Compute how many lines in the data below hold the word "اطلاعات", then report that number with nothing else.

(Interface dataset entries)
╭──

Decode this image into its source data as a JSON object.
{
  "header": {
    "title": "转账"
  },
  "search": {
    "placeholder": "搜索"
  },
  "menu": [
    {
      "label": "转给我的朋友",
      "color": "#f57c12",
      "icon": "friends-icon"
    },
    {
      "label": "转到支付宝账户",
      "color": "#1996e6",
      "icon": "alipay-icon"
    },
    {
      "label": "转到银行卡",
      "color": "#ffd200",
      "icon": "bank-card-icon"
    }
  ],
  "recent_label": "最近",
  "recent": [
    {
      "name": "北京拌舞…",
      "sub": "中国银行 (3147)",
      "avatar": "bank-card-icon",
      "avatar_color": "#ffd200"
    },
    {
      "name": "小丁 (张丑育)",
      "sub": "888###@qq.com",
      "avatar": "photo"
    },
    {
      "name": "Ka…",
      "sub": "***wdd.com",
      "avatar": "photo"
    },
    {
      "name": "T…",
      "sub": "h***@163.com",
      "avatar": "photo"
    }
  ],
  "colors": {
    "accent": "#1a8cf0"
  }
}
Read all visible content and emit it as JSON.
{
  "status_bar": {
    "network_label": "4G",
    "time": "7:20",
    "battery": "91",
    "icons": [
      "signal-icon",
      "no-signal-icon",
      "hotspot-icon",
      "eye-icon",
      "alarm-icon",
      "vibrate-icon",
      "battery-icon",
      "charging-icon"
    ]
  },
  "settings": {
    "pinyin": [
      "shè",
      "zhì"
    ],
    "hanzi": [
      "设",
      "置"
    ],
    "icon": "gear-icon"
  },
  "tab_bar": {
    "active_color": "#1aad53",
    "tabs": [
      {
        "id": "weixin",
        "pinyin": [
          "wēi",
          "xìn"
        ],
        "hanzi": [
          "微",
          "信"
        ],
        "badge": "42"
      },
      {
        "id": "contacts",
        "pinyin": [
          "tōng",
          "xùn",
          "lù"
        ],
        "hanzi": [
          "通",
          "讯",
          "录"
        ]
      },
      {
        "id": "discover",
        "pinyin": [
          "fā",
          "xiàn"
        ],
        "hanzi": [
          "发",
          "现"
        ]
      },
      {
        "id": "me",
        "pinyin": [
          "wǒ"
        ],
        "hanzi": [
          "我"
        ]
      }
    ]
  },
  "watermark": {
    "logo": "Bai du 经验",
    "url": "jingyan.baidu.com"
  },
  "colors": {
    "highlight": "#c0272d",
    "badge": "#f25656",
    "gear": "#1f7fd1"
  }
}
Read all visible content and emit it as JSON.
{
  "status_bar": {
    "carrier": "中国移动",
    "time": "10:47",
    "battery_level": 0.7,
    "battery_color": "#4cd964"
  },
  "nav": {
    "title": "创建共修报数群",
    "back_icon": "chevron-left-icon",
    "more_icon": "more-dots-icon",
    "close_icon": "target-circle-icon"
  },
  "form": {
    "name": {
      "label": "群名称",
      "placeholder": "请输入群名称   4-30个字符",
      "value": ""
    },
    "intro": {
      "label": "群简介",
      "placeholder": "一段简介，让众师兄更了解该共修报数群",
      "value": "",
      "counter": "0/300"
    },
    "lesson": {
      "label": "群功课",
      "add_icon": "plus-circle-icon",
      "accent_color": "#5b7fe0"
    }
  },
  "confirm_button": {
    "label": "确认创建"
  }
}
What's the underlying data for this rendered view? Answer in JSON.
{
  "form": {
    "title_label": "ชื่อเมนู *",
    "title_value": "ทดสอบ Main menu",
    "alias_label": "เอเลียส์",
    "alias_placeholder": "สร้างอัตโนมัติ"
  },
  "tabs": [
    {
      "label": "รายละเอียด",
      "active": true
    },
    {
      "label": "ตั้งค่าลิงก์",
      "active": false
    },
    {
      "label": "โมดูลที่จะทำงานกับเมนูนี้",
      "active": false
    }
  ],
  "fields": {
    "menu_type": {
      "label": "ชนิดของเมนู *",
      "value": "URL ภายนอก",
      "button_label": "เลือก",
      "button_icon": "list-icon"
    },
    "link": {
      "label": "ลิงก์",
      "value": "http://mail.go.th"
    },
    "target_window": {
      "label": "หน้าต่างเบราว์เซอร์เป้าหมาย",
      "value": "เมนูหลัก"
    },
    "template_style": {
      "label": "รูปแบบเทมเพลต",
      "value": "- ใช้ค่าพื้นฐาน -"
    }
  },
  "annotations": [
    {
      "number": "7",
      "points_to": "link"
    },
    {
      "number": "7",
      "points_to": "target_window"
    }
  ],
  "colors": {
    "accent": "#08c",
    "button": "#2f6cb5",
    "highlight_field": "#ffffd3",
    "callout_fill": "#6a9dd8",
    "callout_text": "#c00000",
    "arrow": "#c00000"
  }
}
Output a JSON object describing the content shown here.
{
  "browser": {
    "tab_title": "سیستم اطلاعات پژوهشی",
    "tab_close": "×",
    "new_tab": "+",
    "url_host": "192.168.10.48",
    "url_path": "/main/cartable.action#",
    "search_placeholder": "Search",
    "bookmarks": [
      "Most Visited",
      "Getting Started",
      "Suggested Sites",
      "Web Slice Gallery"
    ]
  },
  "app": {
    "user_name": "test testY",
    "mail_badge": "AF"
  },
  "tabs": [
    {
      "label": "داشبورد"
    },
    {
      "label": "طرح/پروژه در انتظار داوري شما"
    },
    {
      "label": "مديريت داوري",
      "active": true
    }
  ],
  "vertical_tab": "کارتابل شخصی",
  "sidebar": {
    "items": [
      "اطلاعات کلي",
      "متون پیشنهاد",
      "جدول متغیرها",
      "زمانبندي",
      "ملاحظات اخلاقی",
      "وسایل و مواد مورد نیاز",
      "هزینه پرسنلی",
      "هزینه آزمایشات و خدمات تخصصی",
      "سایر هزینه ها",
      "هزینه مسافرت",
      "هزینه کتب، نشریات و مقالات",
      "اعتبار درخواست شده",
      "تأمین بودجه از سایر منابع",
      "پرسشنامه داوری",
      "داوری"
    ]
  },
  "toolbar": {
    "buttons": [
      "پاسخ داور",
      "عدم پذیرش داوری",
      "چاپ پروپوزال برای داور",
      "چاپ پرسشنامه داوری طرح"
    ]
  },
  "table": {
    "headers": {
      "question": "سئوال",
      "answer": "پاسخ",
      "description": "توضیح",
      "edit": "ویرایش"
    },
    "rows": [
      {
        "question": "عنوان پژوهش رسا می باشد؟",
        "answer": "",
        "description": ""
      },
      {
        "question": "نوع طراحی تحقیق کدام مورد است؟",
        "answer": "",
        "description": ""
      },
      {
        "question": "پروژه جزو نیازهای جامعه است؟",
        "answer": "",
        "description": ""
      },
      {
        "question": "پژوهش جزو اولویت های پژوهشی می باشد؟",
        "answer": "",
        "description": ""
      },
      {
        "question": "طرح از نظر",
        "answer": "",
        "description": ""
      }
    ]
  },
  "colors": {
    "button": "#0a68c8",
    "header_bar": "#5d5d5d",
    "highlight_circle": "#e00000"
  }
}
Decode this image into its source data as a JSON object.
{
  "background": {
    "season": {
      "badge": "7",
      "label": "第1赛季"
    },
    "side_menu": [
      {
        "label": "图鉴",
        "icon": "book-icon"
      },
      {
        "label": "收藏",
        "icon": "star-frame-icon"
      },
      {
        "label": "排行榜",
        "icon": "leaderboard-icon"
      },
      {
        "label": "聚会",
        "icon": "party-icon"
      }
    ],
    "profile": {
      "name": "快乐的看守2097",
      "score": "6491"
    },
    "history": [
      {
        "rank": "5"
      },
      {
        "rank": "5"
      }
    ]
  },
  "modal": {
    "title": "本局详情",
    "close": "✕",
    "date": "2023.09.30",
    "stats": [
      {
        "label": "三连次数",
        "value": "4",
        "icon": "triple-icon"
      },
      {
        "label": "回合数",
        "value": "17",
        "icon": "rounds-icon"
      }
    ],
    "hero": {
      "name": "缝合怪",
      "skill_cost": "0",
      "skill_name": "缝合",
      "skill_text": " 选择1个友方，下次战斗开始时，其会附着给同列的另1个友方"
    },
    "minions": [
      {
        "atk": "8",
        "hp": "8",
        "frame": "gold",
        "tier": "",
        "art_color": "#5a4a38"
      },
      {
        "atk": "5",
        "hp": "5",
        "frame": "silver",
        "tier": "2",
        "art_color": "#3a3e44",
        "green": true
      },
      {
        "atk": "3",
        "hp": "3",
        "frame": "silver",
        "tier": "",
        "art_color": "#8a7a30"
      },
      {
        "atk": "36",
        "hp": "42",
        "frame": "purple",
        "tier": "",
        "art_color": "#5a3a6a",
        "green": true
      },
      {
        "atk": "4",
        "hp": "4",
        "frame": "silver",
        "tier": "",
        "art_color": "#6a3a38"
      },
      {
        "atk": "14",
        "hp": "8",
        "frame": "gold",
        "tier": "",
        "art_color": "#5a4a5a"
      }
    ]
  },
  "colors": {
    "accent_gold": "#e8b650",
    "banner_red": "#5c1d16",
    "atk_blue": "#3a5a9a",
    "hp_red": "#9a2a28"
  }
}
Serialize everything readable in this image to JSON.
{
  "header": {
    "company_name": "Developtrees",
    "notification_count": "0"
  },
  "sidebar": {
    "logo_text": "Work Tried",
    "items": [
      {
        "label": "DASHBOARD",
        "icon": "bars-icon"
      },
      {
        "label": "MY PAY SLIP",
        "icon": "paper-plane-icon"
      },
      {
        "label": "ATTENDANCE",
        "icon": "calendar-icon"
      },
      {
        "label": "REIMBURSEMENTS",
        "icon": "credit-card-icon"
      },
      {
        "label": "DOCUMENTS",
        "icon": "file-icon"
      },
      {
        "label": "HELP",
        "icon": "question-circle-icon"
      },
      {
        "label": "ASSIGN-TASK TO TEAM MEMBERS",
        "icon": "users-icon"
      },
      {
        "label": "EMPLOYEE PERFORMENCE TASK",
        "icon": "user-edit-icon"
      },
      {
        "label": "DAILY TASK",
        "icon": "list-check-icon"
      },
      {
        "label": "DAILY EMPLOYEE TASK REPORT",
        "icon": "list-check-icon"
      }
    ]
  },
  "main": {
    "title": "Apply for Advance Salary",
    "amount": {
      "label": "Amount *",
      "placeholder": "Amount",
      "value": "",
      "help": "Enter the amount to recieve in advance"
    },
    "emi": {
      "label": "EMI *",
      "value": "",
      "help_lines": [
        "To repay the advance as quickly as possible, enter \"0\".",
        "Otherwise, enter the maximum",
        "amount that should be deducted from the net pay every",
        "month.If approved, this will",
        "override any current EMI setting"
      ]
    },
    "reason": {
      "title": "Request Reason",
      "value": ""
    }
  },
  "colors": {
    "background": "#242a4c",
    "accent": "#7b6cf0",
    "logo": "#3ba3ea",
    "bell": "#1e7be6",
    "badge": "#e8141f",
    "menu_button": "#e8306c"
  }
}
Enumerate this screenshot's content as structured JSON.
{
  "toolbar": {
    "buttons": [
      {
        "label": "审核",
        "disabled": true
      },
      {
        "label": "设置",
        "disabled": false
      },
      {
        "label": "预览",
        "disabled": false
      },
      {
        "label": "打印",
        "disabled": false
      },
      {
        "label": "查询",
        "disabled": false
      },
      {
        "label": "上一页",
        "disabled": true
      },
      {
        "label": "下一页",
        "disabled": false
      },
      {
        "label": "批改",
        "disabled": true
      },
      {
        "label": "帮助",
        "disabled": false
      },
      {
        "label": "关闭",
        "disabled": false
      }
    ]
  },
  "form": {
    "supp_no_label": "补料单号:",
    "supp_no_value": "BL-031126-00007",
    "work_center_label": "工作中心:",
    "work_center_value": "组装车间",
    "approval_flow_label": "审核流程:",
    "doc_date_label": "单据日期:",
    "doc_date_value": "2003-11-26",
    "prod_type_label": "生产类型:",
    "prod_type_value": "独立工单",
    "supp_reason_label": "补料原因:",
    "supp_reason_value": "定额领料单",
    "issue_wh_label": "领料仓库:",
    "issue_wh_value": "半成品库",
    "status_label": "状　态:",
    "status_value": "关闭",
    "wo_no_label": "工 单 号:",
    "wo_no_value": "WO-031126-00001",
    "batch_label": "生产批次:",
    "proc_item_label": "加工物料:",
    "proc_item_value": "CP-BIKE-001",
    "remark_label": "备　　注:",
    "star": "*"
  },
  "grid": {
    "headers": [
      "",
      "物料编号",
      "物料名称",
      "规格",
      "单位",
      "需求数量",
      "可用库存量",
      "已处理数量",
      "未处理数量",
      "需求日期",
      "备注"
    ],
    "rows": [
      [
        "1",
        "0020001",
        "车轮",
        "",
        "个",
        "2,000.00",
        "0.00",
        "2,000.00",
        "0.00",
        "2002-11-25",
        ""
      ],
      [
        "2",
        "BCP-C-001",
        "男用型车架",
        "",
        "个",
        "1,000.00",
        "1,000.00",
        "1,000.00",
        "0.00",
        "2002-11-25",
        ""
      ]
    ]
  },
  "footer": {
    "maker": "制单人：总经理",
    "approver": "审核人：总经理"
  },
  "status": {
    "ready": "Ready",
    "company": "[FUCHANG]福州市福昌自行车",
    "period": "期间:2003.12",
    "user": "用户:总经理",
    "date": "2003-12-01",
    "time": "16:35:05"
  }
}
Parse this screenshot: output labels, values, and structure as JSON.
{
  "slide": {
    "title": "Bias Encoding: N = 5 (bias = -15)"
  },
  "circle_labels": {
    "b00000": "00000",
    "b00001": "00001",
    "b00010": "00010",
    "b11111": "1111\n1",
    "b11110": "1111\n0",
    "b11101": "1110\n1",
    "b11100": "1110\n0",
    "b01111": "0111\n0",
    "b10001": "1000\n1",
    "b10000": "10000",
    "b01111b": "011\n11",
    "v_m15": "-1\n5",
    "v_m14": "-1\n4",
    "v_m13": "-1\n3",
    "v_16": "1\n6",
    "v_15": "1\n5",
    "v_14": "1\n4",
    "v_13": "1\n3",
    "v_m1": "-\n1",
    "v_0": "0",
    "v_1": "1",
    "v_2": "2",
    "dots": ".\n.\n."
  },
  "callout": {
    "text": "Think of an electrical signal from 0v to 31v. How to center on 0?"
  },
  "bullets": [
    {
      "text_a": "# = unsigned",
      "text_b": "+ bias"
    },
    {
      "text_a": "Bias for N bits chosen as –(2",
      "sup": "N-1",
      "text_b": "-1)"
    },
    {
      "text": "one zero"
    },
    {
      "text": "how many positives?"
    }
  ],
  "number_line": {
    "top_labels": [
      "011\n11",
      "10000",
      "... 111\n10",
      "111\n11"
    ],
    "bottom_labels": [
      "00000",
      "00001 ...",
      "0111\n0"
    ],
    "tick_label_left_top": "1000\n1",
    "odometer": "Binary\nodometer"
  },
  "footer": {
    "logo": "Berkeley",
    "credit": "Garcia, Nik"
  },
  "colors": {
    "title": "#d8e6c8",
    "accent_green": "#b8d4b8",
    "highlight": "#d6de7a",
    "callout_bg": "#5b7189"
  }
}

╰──

Task result: 2